Ronnie O’Sullivan: The Edge of Everything review – the snooker legend reveals the game he loves and hates | Movie
IIt’s the final of the 2022 World Snooker Championships, and a TV pundit is paying compliments to Ronnie O’Sullivan, who is back in action after losing a few frames to Judd Trump. “He looks so relaxed, so cool,” marvels the expert. Behind the scenes, we just saw O’Sullivan nervous, on the verge of a breakdown, and venting to his psychiatrist, Professor Steve Peters. “Fuck me, I feel beat up Steve,” he said. It was one of the biggest matches of O’Sullivan’s career; if he wins, he will claim seven world crowns, equaling Stephen Hendry’s modern era record. At 46, who knows how many finals he has left? As history shows, O’Sullivan outperformed Trump, 18 frames to 13.
If you watch this entertaining documentary without worrying about whether or not he’s the greatest snooker player (“he’s an artist,” says Hendry), the good news is that O’Sullivan is brilliant company. He has the gift of gab, a sense of humor and is relaxed about his vulnerability: chatty about his addictions and mental health issues. Chatting with director Sam Blair, he comes across as an all-around nice guy. It is perhaps significant that the film is produced by another Essex boy, David Beckham.

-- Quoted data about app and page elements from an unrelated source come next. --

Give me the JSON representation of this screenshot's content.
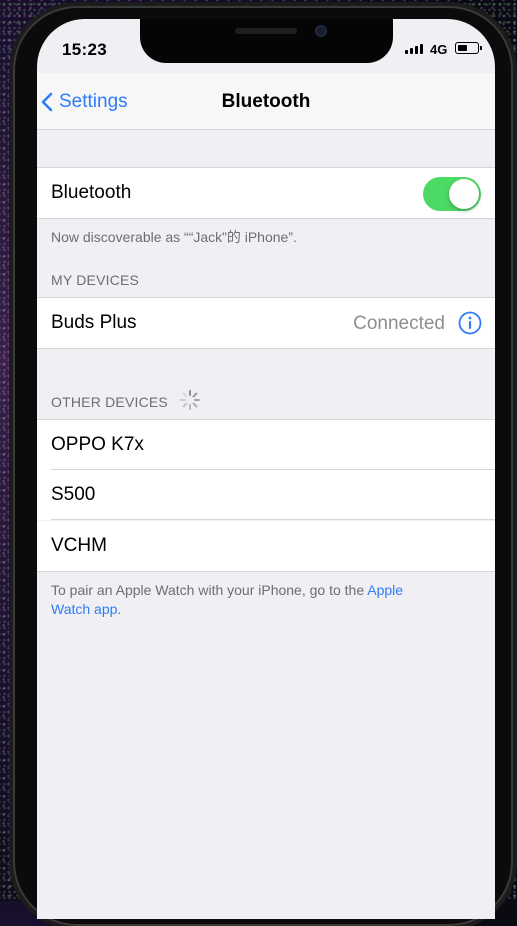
{
  "status_bar": {
    "time": "15:23",
    "network": "4G"
  },
  "nav": {
    "back_label": "Settings",
    "title": "Bluetooth"
  },
  "bluetooth_row": {
    "label": "Bluetooth",
    "enabled": true
  },
  "discoverable_note": "Now discoverable as ““Jack”的 iPhone”.",
  "my_devices": {
    "header": "MY DEVICES",
    "items": [
      {
        "name": "Buds Plus",
        "status": "Connected"
      }
    ]
  },
  "other_devices": {
    "header": "OTHER DEVICES",
    "items": [
      {
        "name": "OPPO K7x"
      },
      {
        "name": "S500"
      },
      {
        "name": "VCHM"
      }
    ]
  },
  "footer": {
    "text": "To pair an Apple Watch with your iPhone, go to the ",
    "link_part1": "Apple",
    "link_part2": "Watch app",
    "end": "."
  },
  "colors": {
    "accent": "#2f7cf6",
    "toggle_on": "#4cd964",
    "background": "#efeff4"
  },
  "icons": [
    "chevron-left-icon",
    "info-icon",
    "spinner-icon",
    "signal-icon",
    "battery-icon"
  ]
}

O’Sullivan says he fell in love with snooker at an early age. He had great talent and was pushed to become a champion by his larger-than-life father, Ronnie Senior. “I needed it, otherwise I would have been a loser,” says O’Sullivan. In 1992, the year he turned professional, Ronnie Senior was jailed for murder. In his twenties, O’Sullivan descended into drug addiction; his former friend Damien Hirst remembers receiving a call to take him to the Priory. These days, O’Sullivan’s solution is a nice scone with clotted cream: “It must be M&S.” »

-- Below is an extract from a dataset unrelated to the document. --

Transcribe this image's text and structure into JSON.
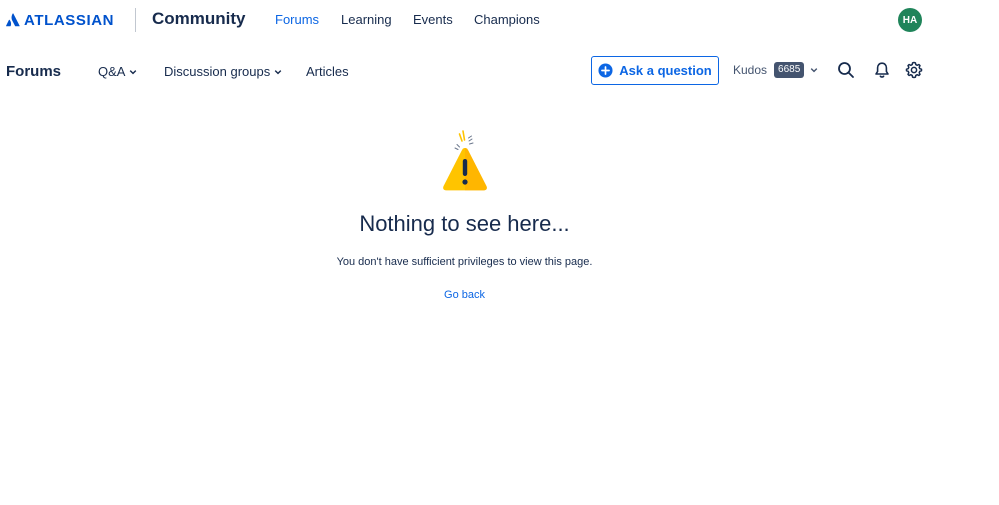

I’m not sure a two-hour movie is long enough to unravel his tortured relationship with Snooker (he’s been with psychiatrist Peters for 10 years). As a young player, there were times when he felt invincible. He is still pursuing this level. The healthiest thing would be to give up, O’Sullivan reflected. “But I found a way not to kill myself.”